TASK OBJECTIVE: Please copy out the entries exactly, skipping any pictures.

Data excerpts

--- START ---

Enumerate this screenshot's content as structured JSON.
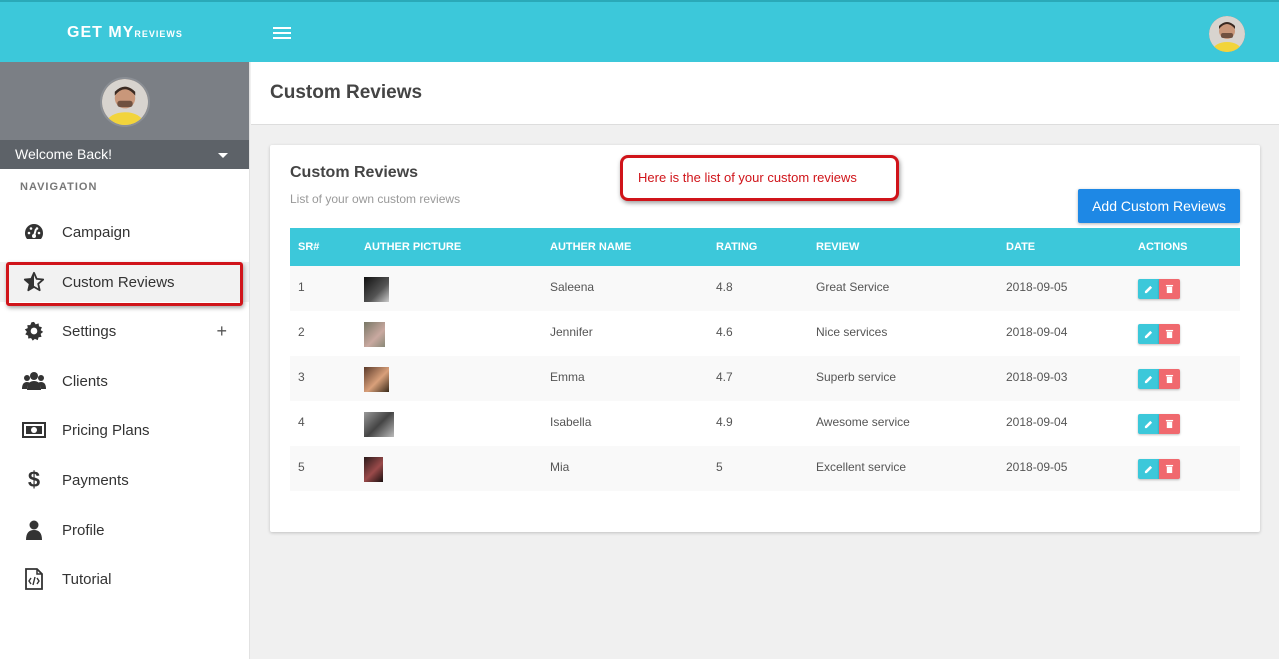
{
  "brand": {
    "main": "GET MY",
    "small": "REVIEWS"
  },
  "sidebar": {
    "welcome": "Welcome Back!",
    "nav_header": "NAVIGATION",
    "items": [
      {
        "label": "Campaign",
        "icon": "dashboard-icon"
      },
      {
        "label": "Custom Reviews",
        "icon": "star-icon"
      },
      {
        "label": "Settings",
        "icon": "gear-icon",
        "expand": "+"
      },
      {
        "label": "Clients",
        "icon": "users-icon"
      },
      {
        "label": "Pricing Plans",
        "icon": "money-icon"
      },
      {
        "label": "Payments",
        "icon": "dollar-icon"
      },
      {
        "label": "Profile",
        "icon": "user-icon"
      },
      {
        "label": "Tutorial",
        "icon": "code-file-icon"
      }
    ]
  },
  "page": {
    "title": "Custom Reviews"
  },
  "card": {
    "title": "Custom Reviews",
    "subtitle": "List of your own custom reviews",
    "callout": "Here is the list of your custom reviews",
    "add_button": "Add Custom Reviews"
  },
  "table": {
    "headers": [
      "SR#",
      "AUTHER PICTURE",
      "AUTHER NAME",
      "RATING",
      "REVIEW",
      "DATE",
      "ACTIONS"
    ],
    "rows": [
      {
        "sr": "1",
        "name": "Saleena",
        "rating": "4.8",
        "review": "Great Service",
        "date": "2018-09-05"
      },
      {
        "sr": "2",
        "name": "Jennifer",
        "rating": "4.6",
        "review": "Nice services",
        "date": "2018-09-04"
      },
      {
        "sr": "3",
        "name": "Emma",
        "rating": "4.7",
        "review": "Superb service",
        "date": "2018-09-03"
      },
      {
        "sr": "4",
        "name": "Isabella",
        "rating": "4.9",
        "review": "Awesome service",
        "date": "2018-09-04"
      },
      {
        "sr": "5",
        "name": "Mia",
        "rating": "5",
        "review": "Excellent service",
        "date": "2018-09-05"
      }
    ]
  },
  "colors": {
    "primary": "#3cc8da",
    "button": "#1e88e5",
    "delete": "#f0696e",
    "highlight": "#d0141a"
  }
}
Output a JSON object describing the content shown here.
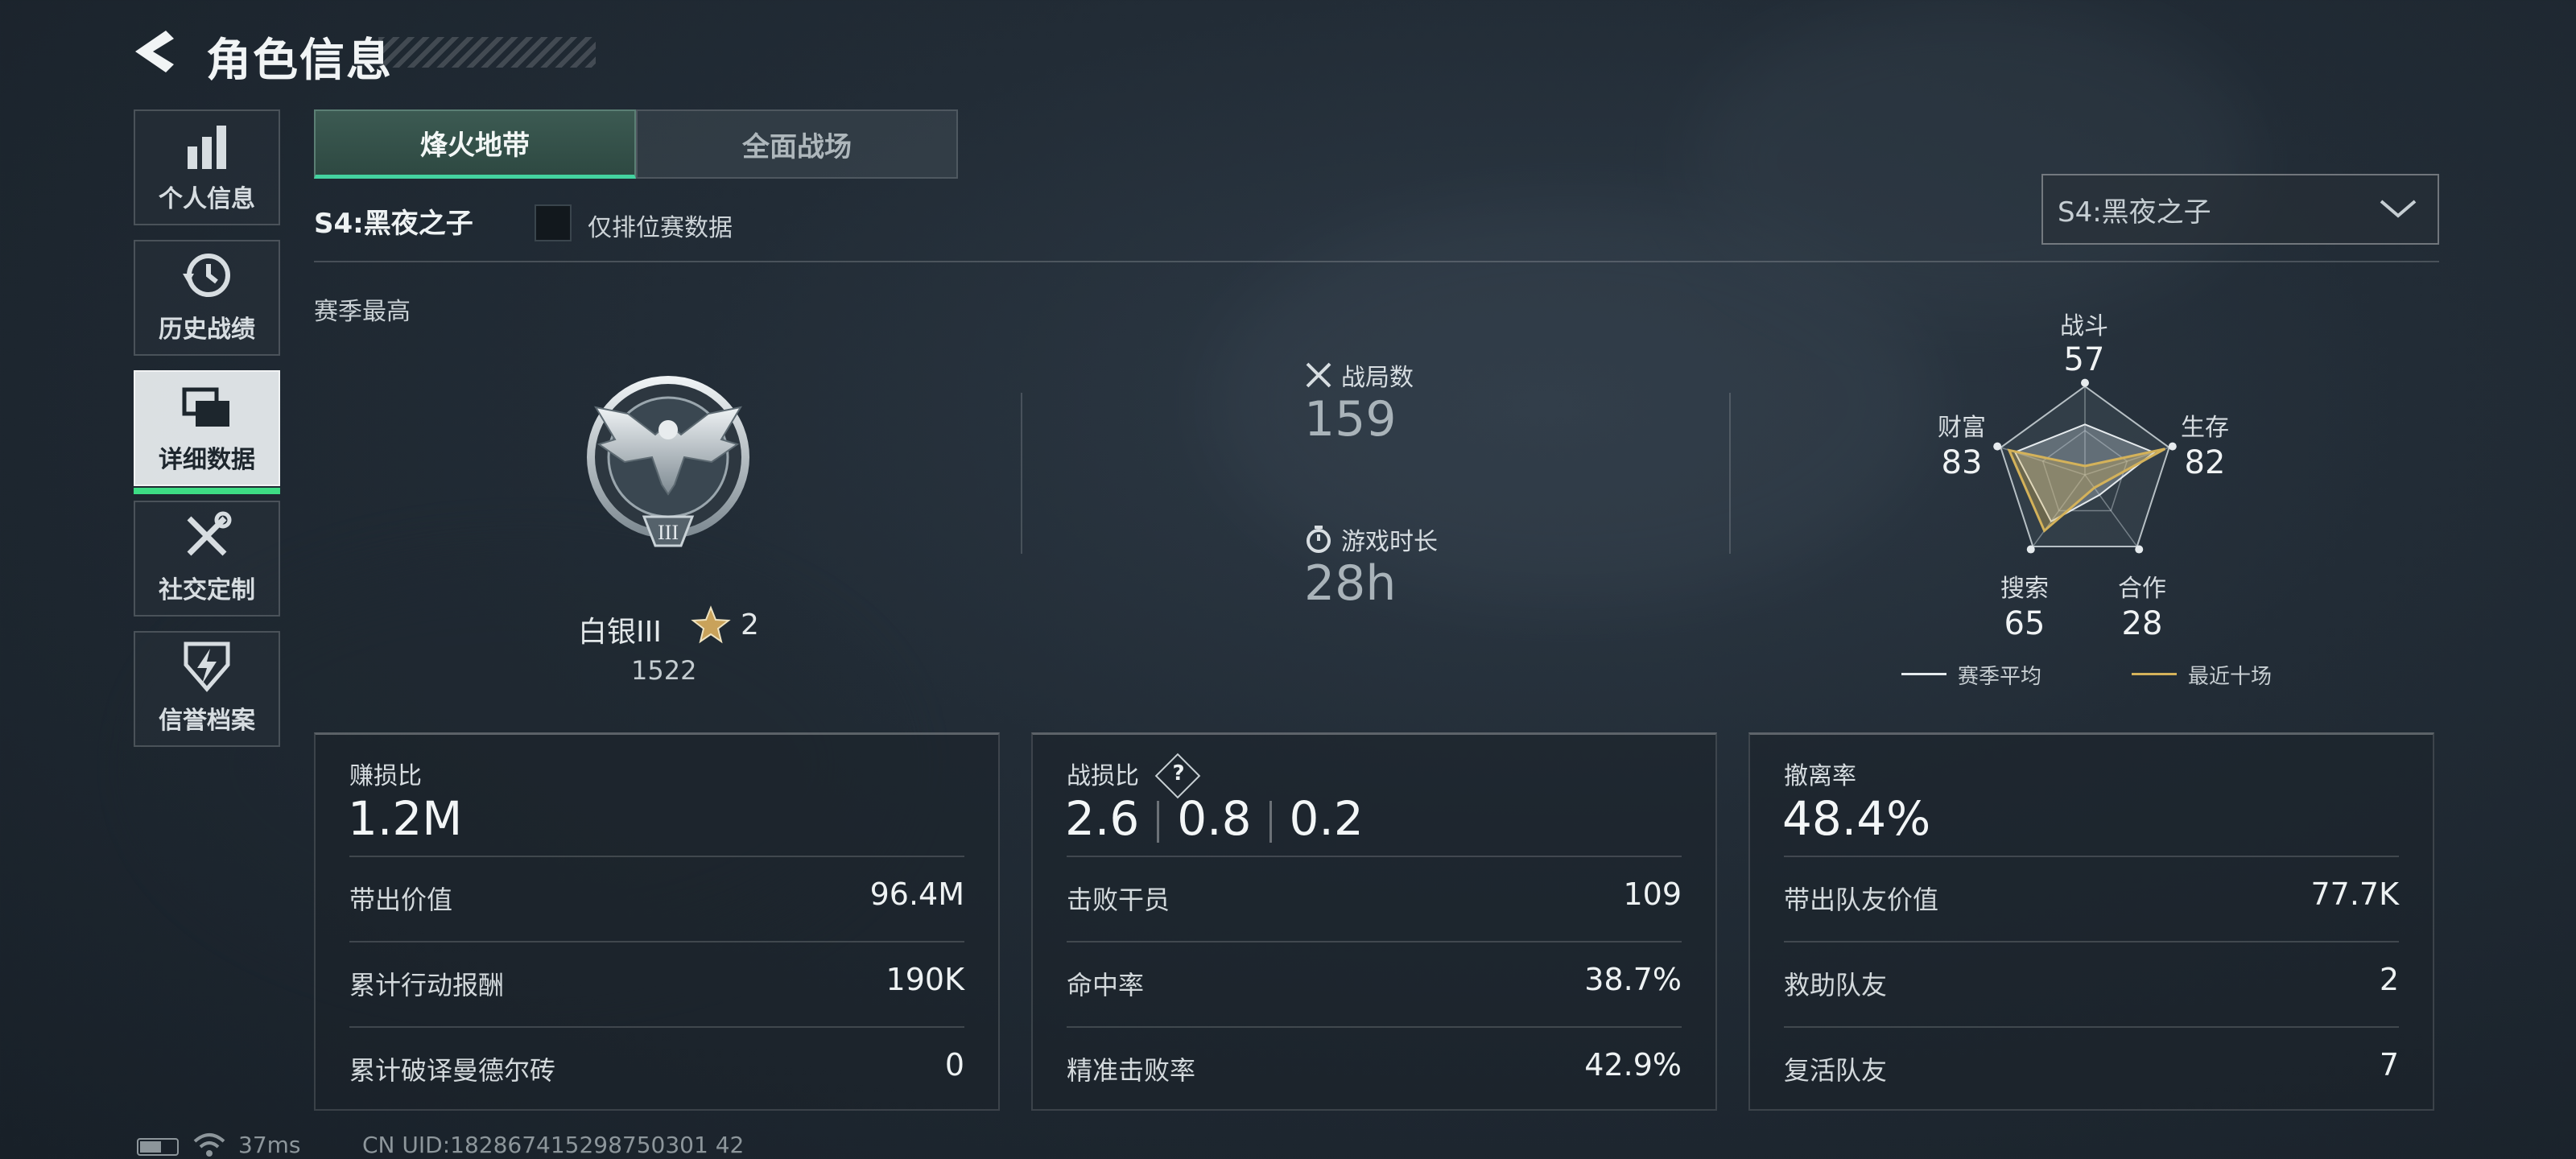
{
  "header": {
    "title": "角色信息"
  },
  "sidebar": {
    "items": [
      {
        "label": "个人信息",
        "icon": "bar-chart-icon"
      },
      {
        "label": "历史战绩",
        "icon": "history-icon"
      },
      {
        "label": "详细数据",
        "icon": "cards-icon",
        "active": true
      },
      {
        "label": "社交定制",
        "icon": "tools-icon"
      },
      {
        "label": "信誉档案",
        "icon": "shield-bolt-icon"
      }
    ]
  },
  "mode_tabs": [
    {
      "label": "烽火地带",
      "active": true
    },
    {
      "label": "全面战场",
      "active": false
    }
  ],
  "season": {
    "label": "S4:黑夜之子",
    "ranked_only_label": "仅排位赛数据",
    "ranked_only_checked": false,
    "select_value": "S4:黑夜之子"
  },
  "season_best": {
    "label": "赛季最高",
    "rank_name": "白银III",
    "rank_numeral": "III",
    "stars": "2",
    "score": "1522"
  },
  "summary": {
    "matches_label": "战局数",
    "matches_value": "159",
    "playtime_label": "游戏时长",
    "playtime_value": "28h"
  },
  "radar": {
    "axes": [
      {
        "label": "战斗",
        "value": "57"
      },
      {
        "label": "生存",
        "value": "82"
      },
      {
        "label": "合作",
        "value": "28"
      },
      {
        "label": "搜索",
        "value": "65"
      },
      {
        "label": "财富",
        "value": "83"
      }
    ],
    "legend": [
      {
        "label": "赛季平均",
        "color": "#e6ebee"
      },
      {
        "label": "最近十场",
        "color": "#d4b25a"
      }
    ],
    "season_avg": [
      57,
      82,
      28,
      65,
      83
    ],
    "recent_ten": [
      10,
      95,
      18,
      78,
      90
    ]
  },
  "cards": [
    {
      "title": "赚损比",
      "main": "1.2M",
      "rows": [
        {
          "label": "带出价值",
          "value": "96.4M"
        },
        {
          "label": "累计行动报酬",
          "value": "190K"
        },
        {
          "label": "累计破译曼德尔砖",
          "value": "0"
        }
      ]
    },
    {
      "title": "战损比",
      "help": "?",
      "main_parts": [
        "2.6",
        "0.8",
        "0.2"
      ],
      "rows": [
        {
          "label": "击败干员",
          "value": "109"
        },
        {
          "label": "命中率",
          "value": "38.7%"
        },
        {
          "label": "精准击败率",
          "value": "42.9%"
        }
      ]
    },
    {
      "title": "撤离率",
      "main": "48.4%",
      "rows": [
        {
          "label": "带出队友价值",
          "value": "77.7K"
        },
        {
          "label": "救助队友",
          "value": "2"
        },
        {
          "label": "复活队友",
          "value": "7"
        }
      ]
    }
  ],
  "footer": {
    "ping": "37ms",
    "uid": "CN UID:182867415298750301 42"
  }
}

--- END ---

SOLUTION TO THIS PROBLEM:
Enumerate this screenshot's content as structured JSON.
{
  "brand": {
    "main": "GET MY",
    "small": "REVIEWS"
  },
  "sidebar": {
    "welcome": "Welcome Back!",
    "nav_header": "NAVIGATION",
    "items": [
      {
        "label": "Campaign",
        "icon": "dashboard-icon"
      },
      {
        "label": "Custom Reviews",
        "icon": "star-icon"
      },
      {
        "label": "Settings",
        "icon": "gear-icon",
        "expand": "+"
      },
      {
        "label": "Clients",
        "icon": "users-icon"
      },
      {
        "label": "Pricing Plans",
        "icon": "money-icon"
      },
      {
        "label": "Payments",
        "icon": "dollar-icon"
      },
      {
        "label": "Profile",
        "icon": "user-icon"
      },
      {
        "label": "Tutorial",
        "icon": "code-file-icon"
      }
    ]
  },
  "page": {
    "title": "Custom Reviews"
  },
  "card": {
    "title": "Custom Reviews",
    "subtitle": "List of your own custom reviews",
    "callout": "Here is the list of your custom reviews",
    "add_button": "Add Custom Reviews"
  },
  "table": {
    "headers": [
      "SR#",
      "AUTHER PICTURE",
      "AUTHER NAME",
      "RATING",
      "REVIEW",
      "DATE",
      "ACTIONS"
    ],
    "rows": [
      {
        "sr": "1",
        "name": "Saleena",
        "rating": "4.8",
        "review": "Great Service",
        "date": "2018-09-05"
      },
      {
        "sr": "2",
        "name": "Jennifer",
        "rating": "4.6",
        "review": "Nice services",
        "date": "2018-09-04"
      },
      {
        "sr": "3",
        "name": "Emma",
        "rating": "4.7",
        "review": "Superb service",
        "date": "2018-09-03"
      },
      {
        "sr": "4",
        "name": "Isabella",
        "rating": "4.9",
        "review": "Awesome service",
        "date": "2018-09-04"
      },
      {
        "sr": "5",
        "name": "Mia",
        "rating": "5",
        "review": "Excellent service",
        "date": "2018-09-05"
      }
    ]
  },
  "colors": {
    "primary": "#3cc8da",
    "button": "#1e88e5",
    "delete": "#f0696e",
    "highlight": "#d0141a"
  }
}
Output a JSON object describing the content shown here.
{
  "header": {
    "title": "角色信息"
  },
  "sidebar": {
    "items": [
      {
        "label": "个人信息",
        "icon": "bar-chart-icon"
      },
      {
        "label": "历史战绩",
        "icon": "history-icon"
      },
      {
        "label": "详细数据",
        "icon": "cards-icon",
        "active": true
      },
      {
        "label": "社交定制",
        "icon": "tools-icon"
      },
      {
        "label": "信誉档案",
        "icon": "shield-bolt-icon"
      }
    ]
  },
  "mode_tabs": [
    {
      "label": "烽火地带",
      "active": true
    },
    {
      "label": "全面战场",
      "active": false
    }
  ],
  "season": {
    "label": "S4:黑夜之子",
    "ranked_only_label": "仅排位赛数据",
    "ranked_only_checked": false,
    "select_value": "S4:黑夜之子"
  },
  "season_best": {
    "label": "赛季最高",
    "rank_name": "白银III",
    "rank_numeral": "III",
    "stars": "2",
    "score": "1522"
  },
  "summary": {
    "matches_label": "战局数",
    "matches_value": "159",
    "playtime_label": "游戏时长",
    "playtime_value": "28h"
  },
  "radar": {
    "axes": [
      {
        "label": "战斗",
        "value": "57"
      },
      {
        "label": "生存",
        "value": "82"
      },
      {
        "label": "合作",
        "value": "28"
      },
      {
        "label": "搜索",
        "value": "65"
      },
      {
        "label": "财富",
        "value": "83"
      }
    ],
    "legend": [
      {
        "label": "赛季平均",
        "color": "#e6ebee"
      },
      {
        "label": "最近十场",
        "color": "#d4b25a"
      }
    ],
    "season_avg": [
      57,
      82,
      28,
      65,
      83
    ],
    "recent_ten": [
      10,
      95,
      18,
      78,
      90
    ]
  },
  "cards": [
    {
      "title": "赚损比",
      "main": "1.2M",
      "rows": [
        {
          "label": "带出价值",
          "value": "96.4M"
        },
        {
          "label": "累计行动报酬",
          "value": "190K"
        },
        {
          "label": "累计破译曼德尔砖",
          "value": "0"
        }
      ]
    },
    {
      "title": "战损比",
      "help": "?",
      "main_parts": [
        "2.6",
        "0.8",
        "0.2"
      ],
      "rows": [
        {
          "label": "击败干员",
          "value": "109"
        },
        {
          "label": "命中率",
          "value": "38.7%"
        },
        {
          "label": "精准击败率",
          "value": "42.9%"
        }
      ]
    },
    {
      "title": "撤离率",
      "main": "48.4%",
      "rows": [
        {
          "label": "带出队友价值",
          "value": "77.7K"
        },
        {
          "label": "救助队友",
          "value": "2"
        },
        {
          "label": "复活队友",
          "value": "7"
        }
      ]
    }
  ],
  "footer": {
    "ping": "37ms",
    "uid": "CN UID:182867415298750301 42"
  }
}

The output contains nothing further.